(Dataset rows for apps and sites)
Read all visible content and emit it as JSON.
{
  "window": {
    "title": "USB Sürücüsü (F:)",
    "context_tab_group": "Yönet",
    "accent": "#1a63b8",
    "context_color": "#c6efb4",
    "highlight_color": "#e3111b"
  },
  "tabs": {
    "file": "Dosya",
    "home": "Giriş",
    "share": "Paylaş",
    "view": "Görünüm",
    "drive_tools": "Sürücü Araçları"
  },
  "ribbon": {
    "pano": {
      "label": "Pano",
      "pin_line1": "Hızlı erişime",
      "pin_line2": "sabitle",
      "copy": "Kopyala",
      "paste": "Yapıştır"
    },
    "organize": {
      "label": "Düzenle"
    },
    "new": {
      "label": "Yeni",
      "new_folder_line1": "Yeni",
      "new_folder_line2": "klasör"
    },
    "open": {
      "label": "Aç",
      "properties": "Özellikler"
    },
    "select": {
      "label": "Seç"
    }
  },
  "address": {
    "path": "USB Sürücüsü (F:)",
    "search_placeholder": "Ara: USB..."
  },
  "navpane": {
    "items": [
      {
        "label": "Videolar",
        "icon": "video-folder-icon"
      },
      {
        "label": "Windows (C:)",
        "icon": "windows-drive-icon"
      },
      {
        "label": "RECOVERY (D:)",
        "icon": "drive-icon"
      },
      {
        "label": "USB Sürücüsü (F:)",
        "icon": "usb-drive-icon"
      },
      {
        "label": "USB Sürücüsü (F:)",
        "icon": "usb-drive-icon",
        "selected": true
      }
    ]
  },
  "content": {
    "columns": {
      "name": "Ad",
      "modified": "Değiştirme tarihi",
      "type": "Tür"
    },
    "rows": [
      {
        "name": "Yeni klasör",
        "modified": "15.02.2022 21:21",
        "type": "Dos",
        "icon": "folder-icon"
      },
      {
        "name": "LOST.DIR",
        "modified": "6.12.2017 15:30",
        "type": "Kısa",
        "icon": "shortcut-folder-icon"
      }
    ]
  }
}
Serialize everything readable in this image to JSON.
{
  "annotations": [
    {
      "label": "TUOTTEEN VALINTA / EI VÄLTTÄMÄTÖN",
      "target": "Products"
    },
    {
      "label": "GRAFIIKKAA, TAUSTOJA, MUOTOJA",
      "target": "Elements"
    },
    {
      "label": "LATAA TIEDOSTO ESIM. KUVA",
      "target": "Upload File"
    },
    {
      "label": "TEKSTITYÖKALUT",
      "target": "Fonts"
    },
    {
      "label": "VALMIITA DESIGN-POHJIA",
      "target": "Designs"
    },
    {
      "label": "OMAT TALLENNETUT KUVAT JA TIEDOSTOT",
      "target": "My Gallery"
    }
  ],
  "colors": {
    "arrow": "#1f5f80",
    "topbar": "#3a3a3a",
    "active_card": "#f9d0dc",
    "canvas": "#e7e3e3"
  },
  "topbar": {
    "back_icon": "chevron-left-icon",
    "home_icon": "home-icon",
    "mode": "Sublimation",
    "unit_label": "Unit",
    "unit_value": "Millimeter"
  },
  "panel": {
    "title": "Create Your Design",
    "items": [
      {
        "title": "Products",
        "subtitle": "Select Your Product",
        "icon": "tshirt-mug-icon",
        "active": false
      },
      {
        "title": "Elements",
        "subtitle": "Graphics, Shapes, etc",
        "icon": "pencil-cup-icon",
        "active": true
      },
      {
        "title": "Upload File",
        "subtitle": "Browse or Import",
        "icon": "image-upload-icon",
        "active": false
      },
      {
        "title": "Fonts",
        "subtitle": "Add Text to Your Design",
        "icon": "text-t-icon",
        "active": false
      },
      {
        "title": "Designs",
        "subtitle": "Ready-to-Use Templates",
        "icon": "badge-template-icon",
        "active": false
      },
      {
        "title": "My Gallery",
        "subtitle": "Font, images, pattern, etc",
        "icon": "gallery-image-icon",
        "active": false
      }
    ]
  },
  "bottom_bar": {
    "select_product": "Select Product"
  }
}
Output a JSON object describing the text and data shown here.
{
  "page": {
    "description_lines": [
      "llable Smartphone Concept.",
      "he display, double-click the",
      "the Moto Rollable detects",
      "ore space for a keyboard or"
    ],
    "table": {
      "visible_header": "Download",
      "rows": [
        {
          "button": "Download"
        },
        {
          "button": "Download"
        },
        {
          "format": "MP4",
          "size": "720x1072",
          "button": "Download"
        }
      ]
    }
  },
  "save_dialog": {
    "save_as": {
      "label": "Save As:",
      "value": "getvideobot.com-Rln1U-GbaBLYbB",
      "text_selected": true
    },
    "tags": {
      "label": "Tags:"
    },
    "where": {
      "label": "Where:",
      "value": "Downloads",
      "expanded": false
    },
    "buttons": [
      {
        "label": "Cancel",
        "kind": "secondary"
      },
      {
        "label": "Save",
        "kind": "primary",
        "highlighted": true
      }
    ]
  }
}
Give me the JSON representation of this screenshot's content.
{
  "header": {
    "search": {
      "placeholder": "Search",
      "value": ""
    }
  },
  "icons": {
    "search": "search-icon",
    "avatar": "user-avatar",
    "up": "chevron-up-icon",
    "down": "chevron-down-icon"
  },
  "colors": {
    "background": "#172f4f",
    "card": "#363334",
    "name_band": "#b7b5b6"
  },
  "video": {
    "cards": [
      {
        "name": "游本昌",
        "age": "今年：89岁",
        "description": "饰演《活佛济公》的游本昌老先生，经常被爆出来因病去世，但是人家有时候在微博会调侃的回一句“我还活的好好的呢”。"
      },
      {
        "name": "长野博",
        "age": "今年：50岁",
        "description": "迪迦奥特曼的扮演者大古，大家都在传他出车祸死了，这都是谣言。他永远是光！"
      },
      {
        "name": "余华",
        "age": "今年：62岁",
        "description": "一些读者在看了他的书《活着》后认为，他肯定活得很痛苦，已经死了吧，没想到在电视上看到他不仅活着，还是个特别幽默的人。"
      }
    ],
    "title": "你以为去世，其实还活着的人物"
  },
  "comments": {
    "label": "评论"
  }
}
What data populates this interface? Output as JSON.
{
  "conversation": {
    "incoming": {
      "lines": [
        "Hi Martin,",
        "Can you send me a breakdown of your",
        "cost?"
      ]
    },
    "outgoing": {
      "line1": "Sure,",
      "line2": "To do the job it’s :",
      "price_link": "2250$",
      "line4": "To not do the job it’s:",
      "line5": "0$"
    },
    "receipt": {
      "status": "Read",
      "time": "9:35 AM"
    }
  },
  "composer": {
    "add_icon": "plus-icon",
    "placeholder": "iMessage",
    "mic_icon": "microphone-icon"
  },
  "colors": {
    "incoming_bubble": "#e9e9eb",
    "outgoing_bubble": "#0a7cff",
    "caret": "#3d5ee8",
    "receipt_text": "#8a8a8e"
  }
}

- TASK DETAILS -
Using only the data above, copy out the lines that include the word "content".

- ANSWER FOR THE TASK -
Read all visible content and emit it as JSON.
  "content": {
Give me the JSON representation of this screenshot's content.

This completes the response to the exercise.